Another factor in play: rising tides lift all boats among Swedish defensemen. The peer-to-peer interaction within a national-team setting allows players to compare and contrast their games with those of their fellow high-end countrymen. As the player pool improves, they’re able to help each other get better in direct and indirect ways.
Nils Lundkvist, another 2020 World Juniors standout, took a lot of lessons from playing with so many of his elite peers at the event. His hockey sense and ability to get the puck up ice stood out for the New York Rangers in 2018, prompting them to take him in the first round. Lundqvist finished up the tournament with eight points in seven games.
“Soderstrom and Sandin are so incredible, just seeing them do these dangles on the blue line, you can learn a lot from that,” says Lundkvist. “[Sandin] and [Tobias] Bjornfot have played in the NHL. To be on the same team as them, it’s a big motivation for me to be as good as them and do the same as they have done.”
Being able to watch and learn from the NHL players has also been a big help. It’s one advantage that wasn’t as readily available to players like Hedman when he was coming up as a youth hockey player. Today, the younger players just have better access to watching the pros.
“With the internet, YouTube, watching video of guys at a younger age, you start working on it and maybe you catch a skills coach posting something on YouTube. The internet and everything has opened many doors,” says Hedman. “If you get that information early on, you keep doing it, and I think that’s helped a lot of guys.”
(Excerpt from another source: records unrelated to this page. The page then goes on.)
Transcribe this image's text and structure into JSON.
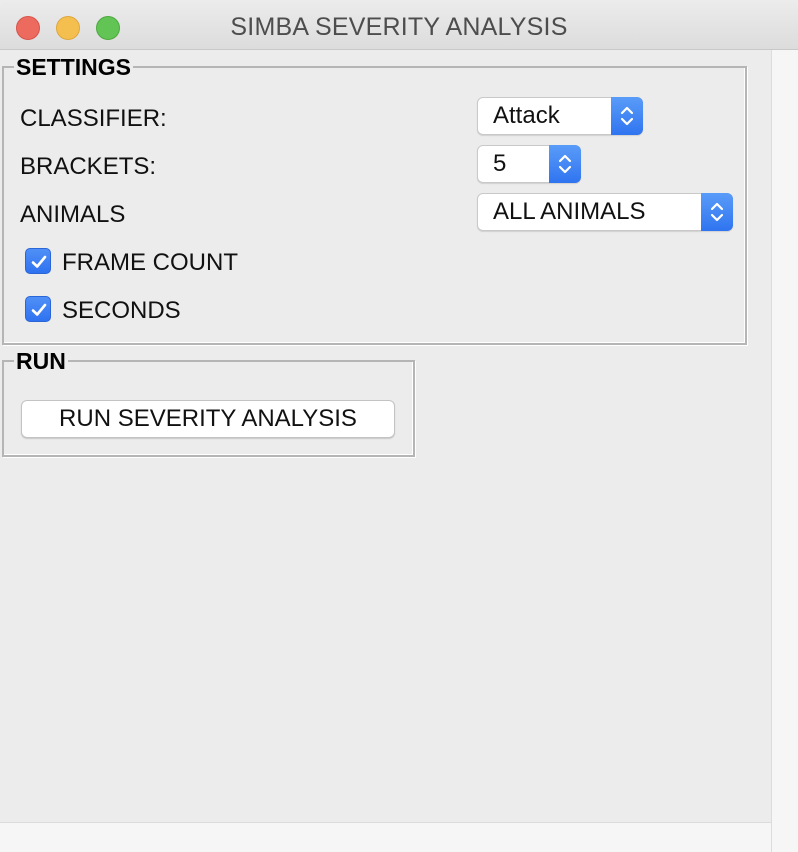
{
  "window": {
    "title": "SIMBA SEVERITY ANALYSIS",
    "controls": [
      "close",
      "minimize",
      "maximize"
    ]
  },
  "settings": {
    "legend": "SETTINGS",
    "classifier": {
      "label": "CLASSIFIER:",
      "value": "Attack"
    },
    "brackets": {
      "label": "BRACKETS:",
      "value": "5"
    },
    "animals": {
      "label": "ANIMALS",
      "value": "ALL ANIMALS"
    },
    "frame_count": {
      "label": "FRAME COUNT",
      "checked": true
    },
    "seconds": {
      "label": "SECONDS",
      "checked": true
    }
  },
  "run": {
    "legend": "RUN",
    "button_label": "RUN SEVERITY ANALYSIS"
  },
  "colors": {
    "accent": "#2f74f0",
    "close": "#ed6a5e",
    "minimize": "#f5bf4f",
    "maximize": "#61c454"
  }
}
Regardless of why it’s happening, the growth is extremely promising for the future of Swedish hockey. And for Hedman, it creates some longing for the opportunity to play with these players on national teams in a best-on-best tournament. At the moment, chances are limited. The NHL doesn’t appear close to returning to the Olympics, and it’s unclear when we will see the World Cup of Hockey again. The only pro-level international tournament right now is the IIHF World Championship, which takes place while many NHL teams are still participating in the Stanley Cup Playoffs.
“All of us dream about that,” says Hedman. “We deserve that chance to go play for our country, and it means so much for us as well. It is the greatest honor as a Swedish player. So I’m really hoping that we’re going to get a chance to play on a big stage.”
While at the World Junior Championship, IIHF President Rene Fasel said they need to hear from the NHL about participation in the 2022 Olympics by the end of the summer. Hedman has yet to play in the Olympic Games and undoubtedly would be a cornerstone piece for what could be the strongest Swedish entry since winning gold in 2006, when then-35-year-old Lidstrom starred on the back end.
If the NHL allows its players to go in 2022, Hedman could have a number of new talented faces joining him on the blue line in the iconic Tre Kronor jersey. And Sweden will be better for it.